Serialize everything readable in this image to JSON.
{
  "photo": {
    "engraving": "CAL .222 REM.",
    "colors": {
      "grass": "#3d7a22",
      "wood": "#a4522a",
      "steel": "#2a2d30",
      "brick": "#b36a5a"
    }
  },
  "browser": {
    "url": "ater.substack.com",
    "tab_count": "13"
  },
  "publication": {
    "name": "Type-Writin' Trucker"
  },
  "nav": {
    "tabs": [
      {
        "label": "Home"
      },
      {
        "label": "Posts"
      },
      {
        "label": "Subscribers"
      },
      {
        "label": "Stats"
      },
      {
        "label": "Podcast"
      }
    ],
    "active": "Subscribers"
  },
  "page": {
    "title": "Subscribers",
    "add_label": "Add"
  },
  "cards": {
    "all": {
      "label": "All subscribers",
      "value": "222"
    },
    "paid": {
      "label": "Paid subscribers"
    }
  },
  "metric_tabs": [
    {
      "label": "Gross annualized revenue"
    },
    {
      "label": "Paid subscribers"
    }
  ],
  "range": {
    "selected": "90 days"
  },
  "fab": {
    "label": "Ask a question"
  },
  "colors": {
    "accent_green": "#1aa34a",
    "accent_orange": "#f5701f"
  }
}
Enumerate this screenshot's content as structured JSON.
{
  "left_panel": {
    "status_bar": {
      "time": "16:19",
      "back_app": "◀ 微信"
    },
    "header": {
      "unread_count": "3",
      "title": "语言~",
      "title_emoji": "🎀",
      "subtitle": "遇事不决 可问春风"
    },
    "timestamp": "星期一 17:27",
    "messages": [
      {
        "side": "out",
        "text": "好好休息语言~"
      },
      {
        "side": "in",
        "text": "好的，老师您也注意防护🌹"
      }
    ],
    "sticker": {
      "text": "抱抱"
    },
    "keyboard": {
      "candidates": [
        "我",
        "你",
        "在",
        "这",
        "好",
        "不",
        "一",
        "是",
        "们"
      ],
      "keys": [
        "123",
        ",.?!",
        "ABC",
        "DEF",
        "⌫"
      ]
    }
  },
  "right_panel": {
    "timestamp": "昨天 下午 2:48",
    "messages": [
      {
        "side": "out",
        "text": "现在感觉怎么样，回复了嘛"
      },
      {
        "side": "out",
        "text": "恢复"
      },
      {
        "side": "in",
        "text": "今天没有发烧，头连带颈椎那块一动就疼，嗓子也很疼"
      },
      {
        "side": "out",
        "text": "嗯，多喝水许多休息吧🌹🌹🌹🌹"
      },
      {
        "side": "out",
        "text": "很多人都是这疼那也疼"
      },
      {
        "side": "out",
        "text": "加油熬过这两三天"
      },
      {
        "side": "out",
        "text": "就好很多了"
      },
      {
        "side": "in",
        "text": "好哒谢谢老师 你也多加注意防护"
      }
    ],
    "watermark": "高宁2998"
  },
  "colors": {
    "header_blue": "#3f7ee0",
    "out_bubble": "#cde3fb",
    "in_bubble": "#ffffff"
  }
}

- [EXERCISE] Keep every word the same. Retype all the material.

- [ANSWER TO THIS EXERCISE]
Serialize everything readable in this image to JSON.
{
  "photo": {
    "engraving": "CAL .222 REM.",
    "colors": {
      "grass": "#3d7a22",
      "wood": "#a4522a",
      "steel": "#2a2d30",
      "brick": "#b36a5a"
    }
  },
  "browser": {
    "url": "ater.substack.com",
    "tab_count": "13"
  },
  "publication": {
    "name": "Type-Writin' Trucker"
  },
  "nav": {
    "tabs": [
      {
        "label": "Home"
      },
      {
        "label": "Posts"
      },
      {
        "label": "Subscribers"
      },
      {
        "label": "Stats"
      },
      {
        "label": "Podcast"
      }
    ],
    "active": "Subscribers"
  },
  "page": {
    "title": "Subscribers",
    "add_label": "Add"
  },
  "cards": {
    "all": {
      "label": "All subscribers",
      "value": "222"
    },
    "paid": {
      "label": "Paid subscribers"
    }
  },
  "metric_tabs": [
    {
      "label": "Gross annualized revenue"
    },
    {
      "label": "Paid subscribers"
    }
  ],
  "range": {
    "selected": "90 days"
  },
  "fab": {
    "label": "Ask a question"
  },
  "colors": {
    "accent_green": "#1aa34a",
    "accent_orange": "#f5701f"
  }
}
Enumerate this screenshot's content as structured JSON.
{
  "left_panel": {
    "status_bar": {
      "time": "16:19",
      "back_app": "◀ 微信"
    },
    "header": {
      "unread_count": "3",
      "title": "语言~",
      "title_emoji": "🎀",
      "subtitle": "遇事不决 可问春风"
    },
    "timestamp": "星期一 17:27",
    "messages": [
      {
        "side": "out",
        "text": "好好休息语言~"
      },
      {
        "side": "in",
        "text": "好的，老师您也注意防护🌹"
      }
    ],
    "sticker": {
      "text": "抱抱"
    },
    "keyboard": {
      "candidates": [
        "我",
        "你",
        "在",
        "这",
        "好",
        "不",
        "一",
        "是",
        "们"
      ],
      "keys": [
        "123",
        ",.?!",
        "ABC",
        "DEF",
        "⌫"
      ]
    }
  },
  "right_panel": {
    "timestamp": "昨天 下午 2:48",
    "messages": [
      {
        "side": "out",
        "text": "现在感觉怎么样，回复了嘛"
      },
      {
        "side": "out",
        "text": "恢复"
      },
      {
        "side": "in",
        "text": "今天没有发烧，头连带颈椎那块一动就疼，嗓子也很疼"
      },
      {
        "side": "out",
        "text": "嗯，多喝水许多休息吧🌹🌹🌹🌹"
      },
      {
        "side": "out",
        "text": "很多人都是这疼那也疼"
      },
      {
        "side": "out",
        "text": "加油熬过这两三天"
      },
      {
        "side": "out",
        "text": "就好很多了"
      },
      {
        "side": "in",
        "text": "好哒谢谢老师 你也多加注意防护"
      }
    ],
    "watermark": "高宁2998"
  },
  "colors": {
    "header_blue": "#3f7ee0",
    "out_bubble": "#cde3fb",
    "in_bubble": "#ffffff"
  }
}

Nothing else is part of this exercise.